As the founder Hod Fleishman of the driver technology company GreenRoad put it, “For a business or a business leader, having the knowledge of which are the key questions driving his/her business provides a great advantage.”
In other words, ask and you shall receive a large following.
Maintain a Good Figure
If you’re a fan of Frosty the Snowman, you remember how important it was that the dancing ball of snow and the evil magician kept their image. Frosty was worried about melting the whole time and that skinny magic man just couldn’t go through life without that damn top hat. What’s the point to this, you wonder? Visual assets. Follow me for a second.
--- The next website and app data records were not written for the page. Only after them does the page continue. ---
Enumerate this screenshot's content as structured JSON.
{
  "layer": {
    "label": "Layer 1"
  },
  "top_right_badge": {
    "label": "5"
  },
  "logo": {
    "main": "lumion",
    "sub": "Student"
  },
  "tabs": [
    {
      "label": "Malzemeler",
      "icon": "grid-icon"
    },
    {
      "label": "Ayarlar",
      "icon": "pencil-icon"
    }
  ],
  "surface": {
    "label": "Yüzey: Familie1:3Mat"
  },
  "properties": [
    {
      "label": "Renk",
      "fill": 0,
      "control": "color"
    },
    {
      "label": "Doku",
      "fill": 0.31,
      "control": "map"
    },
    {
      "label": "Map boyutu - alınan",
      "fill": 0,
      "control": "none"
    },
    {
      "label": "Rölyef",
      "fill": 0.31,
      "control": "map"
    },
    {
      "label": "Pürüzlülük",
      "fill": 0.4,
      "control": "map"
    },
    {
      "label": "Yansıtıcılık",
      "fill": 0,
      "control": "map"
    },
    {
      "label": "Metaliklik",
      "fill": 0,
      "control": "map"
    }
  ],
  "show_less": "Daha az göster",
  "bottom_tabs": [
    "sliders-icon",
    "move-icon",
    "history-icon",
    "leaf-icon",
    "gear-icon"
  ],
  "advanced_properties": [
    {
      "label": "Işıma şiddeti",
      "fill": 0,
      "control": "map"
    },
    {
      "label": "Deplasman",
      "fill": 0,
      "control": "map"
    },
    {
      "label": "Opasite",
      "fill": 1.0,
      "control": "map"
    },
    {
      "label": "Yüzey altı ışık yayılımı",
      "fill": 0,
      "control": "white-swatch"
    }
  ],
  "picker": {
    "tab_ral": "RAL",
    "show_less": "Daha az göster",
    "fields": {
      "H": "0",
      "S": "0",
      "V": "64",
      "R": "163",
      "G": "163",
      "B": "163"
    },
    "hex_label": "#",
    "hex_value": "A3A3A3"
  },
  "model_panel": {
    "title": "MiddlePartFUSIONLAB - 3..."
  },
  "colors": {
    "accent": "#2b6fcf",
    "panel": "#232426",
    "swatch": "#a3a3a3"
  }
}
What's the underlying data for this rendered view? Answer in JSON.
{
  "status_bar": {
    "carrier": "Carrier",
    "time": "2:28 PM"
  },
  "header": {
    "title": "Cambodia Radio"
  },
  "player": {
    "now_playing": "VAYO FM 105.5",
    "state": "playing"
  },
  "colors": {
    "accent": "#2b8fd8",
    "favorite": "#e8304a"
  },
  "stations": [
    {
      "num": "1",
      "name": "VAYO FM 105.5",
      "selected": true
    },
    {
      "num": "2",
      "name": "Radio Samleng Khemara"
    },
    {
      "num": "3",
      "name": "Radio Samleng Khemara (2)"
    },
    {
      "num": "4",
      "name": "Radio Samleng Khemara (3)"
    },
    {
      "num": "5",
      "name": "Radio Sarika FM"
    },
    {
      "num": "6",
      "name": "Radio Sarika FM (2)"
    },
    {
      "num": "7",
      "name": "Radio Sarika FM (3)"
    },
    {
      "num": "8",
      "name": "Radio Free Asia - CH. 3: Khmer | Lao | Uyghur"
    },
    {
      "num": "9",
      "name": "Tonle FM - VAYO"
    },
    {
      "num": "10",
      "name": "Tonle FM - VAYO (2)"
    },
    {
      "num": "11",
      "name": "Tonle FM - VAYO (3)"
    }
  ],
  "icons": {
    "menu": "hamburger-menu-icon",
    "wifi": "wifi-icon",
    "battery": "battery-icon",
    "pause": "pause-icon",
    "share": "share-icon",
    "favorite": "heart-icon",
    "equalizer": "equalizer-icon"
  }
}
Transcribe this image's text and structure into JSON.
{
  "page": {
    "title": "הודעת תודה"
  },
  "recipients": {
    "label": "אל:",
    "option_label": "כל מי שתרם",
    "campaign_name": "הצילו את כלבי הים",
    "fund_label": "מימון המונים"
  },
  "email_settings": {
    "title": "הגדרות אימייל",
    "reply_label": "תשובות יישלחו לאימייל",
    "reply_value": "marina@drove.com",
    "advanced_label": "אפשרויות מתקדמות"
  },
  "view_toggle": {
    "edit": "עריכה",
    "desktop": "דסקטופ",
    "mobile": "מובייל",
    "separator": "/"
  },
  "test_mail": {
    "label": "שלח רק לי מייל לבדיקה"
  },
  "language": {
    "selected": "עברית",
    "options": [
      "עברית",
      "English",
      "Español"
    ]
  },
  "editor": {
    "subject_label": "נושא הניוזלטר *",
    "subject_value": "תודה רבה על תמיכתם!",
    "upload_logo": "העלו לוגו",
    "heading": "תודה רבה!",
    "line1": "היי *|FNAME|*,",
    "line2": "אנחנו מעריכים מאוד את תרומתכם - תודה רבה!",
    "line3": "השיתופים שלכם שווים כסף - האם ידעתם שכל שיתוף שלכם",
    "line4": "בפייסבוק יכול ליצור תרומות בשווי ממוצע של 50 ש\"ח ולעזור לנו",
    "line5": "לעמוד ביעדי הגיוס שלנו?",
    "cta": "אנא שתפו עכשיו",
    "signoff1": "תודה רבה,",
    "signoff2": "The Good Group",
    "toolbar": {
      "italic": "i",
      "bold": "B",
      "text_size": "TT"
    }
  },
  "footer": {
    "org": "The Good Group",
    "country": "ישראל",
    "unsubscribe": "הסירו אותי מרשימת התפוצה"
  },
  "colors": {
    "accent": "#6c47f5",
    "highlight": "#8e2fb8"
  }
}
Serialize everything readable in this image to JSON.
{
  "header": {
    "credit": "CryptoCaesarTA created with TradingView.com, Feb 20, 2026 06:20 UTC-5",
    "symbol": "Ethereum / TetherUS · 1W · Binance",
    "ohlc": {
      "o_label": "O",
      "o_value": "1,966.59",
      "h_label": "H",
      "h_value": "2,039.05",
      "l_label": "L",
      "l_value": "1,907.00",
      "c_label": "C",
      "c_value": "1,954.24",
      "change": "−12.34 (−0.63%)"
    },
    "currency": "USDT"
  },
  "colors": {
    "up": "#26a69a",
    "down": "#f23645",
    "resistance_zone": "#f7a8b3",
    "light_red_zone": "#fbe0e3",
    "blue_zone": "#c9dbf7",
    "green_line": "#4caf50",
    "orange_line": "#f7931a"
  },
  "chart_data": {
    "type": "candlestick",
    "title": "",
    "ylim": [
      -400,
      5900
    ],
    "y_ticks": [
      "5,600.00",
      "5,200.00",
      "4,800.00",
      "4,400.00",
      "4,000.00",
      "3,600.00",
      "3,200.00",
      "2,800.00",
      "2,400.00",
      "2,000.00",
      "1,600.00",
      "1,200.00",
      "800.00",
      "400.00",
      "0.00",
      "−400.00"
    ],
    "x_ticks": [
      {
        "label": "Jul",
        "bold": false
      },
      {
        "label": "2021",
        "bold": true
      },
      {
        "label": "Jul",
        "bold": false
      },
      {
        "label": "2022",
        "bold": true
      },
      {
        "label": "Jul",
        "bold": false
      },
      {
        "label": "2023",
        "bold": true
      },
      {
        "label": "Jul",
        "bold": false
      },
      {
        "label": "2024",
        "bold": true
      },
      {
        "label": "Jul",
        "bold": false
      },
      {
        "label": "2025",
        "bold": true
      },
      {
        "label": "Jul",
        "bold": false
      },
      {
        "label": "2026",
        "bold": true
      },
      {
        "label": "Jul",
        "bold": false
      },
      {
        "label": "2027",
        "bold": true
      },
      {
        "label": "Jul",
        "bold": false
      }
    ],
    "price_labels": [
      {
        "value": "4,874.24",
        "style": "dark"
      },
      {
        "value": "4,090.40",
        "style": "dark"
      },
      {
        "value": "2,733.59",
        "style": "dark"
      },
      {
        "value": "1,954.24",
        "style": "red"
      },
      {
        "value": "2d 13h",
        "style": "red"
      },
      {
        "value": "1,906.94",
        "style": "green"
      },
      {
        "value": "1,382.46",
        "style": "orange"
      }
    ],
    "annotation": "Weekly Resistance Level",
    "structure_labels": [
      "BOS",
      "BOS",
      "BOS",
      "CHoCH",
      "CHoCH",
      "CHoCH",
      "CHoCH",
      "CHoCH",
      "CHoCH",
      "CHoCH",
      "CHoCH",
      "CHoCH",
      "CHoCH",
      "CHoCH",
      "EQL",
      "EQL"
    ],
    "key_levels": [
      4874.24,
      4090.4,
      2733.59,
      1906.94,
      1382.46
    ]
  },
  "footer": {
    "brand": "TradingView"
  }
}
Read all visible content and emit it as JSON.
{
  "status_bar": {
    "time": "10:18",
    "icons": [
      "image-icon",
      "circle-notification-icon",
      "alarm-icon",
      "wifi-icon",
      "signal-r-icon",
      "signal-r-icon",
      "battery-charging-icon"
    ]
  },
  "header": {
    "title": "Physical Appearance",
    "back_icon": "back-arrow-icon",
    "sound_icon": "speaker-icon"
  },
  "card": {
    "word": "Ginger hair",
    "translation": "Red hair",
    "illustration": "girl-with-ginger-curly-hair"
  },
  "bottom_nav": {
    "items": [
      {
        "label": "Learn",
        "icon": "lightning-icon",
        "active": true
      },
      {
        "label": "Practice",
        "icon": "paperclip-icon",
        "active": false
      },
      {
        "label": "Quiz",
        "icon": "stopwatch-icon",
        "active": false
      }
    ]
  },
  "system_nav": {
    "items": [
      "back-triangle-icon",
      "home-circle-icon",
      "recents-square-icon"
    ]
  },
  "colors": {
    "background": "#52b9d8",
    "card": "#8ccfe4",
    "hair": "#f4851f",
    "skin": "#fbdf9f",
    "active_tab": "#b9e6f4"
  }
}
In the Digital Age, most people want to sit in front of their computers, mouth-open and drooling g scrolling through pictures or surfing videos. That’s why image, literally, is everything.
Investing your time in platforms that focus on visual content like Instagram, Pinterest and YouTube will allow you to share richer content that is more likely to be shared, furthering your messaging.
If You Can’t Beat ‘em, Join ‘em
The Grinch couldn’t stop the holiday spirit of Whoville and marketers shouldn’t stop try and stop the power of breaking news. Especially when it comes to social media content, even though you may have an editorial calendar in place, it’s important to use it as a guideline only, avoid scheduling too many messages and leave some placeholders for messages on the fly so that you can give your messaging longer legs to travel by riding the wave of trending topics. Look for popular chatter that day using tools like Topsy, and take advantage of the opportunity to join a larger conversation and gain new followers.
It’s crazy to think that the technology we discussed wasn’t even around when these shows first aired. It’s a good thing since these movies probably wouldn’t exist. Think about it. If Rudolph ordered a normal nose on eBay, Frosty had a GPS to get to the North Pole faster, Charlie Brown got the funds for a better tree via Kickstarter and the Grinch had Facebook to make friends with Whoville as a child, our favorite holiday shows wouldn’t exist. It just goes to show though that while the tools and tactics change, marketing still plays the same important role with the same marketing mission: make the message consistent and make it stand out.